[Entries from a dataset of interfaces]

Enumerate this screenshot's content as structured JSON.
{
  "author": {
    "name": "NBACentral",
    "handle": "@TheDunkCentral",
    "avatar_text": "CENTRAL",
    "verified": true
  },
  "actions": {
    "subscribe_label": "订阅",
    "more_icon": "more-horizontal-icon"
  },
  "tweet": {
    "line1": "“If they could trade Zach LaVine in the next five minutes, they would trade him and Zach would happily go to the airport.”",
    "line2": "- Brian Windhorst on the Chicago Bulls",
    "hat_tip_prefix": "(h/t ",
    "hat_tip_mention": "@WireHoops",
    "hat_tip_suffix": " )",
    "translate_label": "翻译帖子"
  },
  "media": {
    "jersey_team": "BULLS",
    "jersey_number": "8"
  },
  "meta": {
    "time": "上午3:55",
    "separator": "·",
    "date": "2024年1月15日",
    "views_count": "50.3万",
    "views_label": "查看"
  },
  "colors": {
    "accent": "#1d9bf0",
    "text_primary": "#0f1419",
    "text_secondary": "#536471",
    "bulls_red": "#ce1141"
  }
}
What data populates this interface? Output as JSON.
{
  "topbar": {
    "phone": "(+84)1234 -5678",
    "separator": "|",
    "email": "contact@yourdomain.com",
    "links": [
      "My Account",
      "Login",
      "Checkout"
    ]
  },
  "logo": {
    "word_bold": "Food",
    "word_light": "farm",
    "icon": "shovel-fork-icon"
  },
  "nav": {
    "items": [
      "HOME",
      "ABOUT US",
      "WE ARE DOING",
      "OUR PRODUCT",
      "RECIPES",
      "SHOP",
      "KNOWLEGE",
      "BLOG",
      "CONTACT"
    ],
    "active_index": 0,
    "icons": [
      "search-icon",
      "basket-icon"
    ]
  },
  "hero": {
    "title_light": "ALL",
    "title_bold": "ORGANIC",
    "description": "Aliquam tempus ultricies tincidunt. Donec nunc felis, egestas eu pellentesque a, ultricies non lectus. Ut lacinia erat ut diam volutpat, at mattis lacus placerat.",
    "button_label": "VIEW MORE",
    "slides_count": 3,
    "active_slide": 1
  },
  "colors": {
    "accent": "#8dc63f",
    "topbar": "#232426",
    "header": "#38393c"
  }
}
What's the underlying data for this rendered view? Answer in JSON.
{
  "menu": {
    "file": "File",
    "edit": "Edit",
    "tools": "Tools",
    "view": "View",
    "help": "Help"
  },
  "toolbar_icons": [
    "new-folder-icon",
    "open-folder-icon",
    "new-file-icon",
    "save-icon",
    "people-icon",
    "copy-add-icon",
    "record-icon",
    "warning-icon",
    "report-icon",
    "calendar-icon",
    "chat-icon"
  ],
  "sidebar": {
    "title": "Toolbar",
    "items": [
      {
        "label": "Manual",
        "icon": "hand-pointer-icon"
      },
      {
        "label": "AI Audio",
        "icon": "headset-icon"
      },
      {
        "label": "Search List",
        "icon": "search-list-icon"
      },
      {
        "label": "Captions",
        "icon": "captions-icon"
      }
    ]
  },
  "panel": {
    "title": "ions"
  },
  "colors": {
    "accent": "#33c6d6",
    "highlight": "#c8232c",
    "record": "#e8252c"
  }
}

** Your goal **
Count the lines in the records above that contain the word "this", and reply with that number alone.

** Reply **
3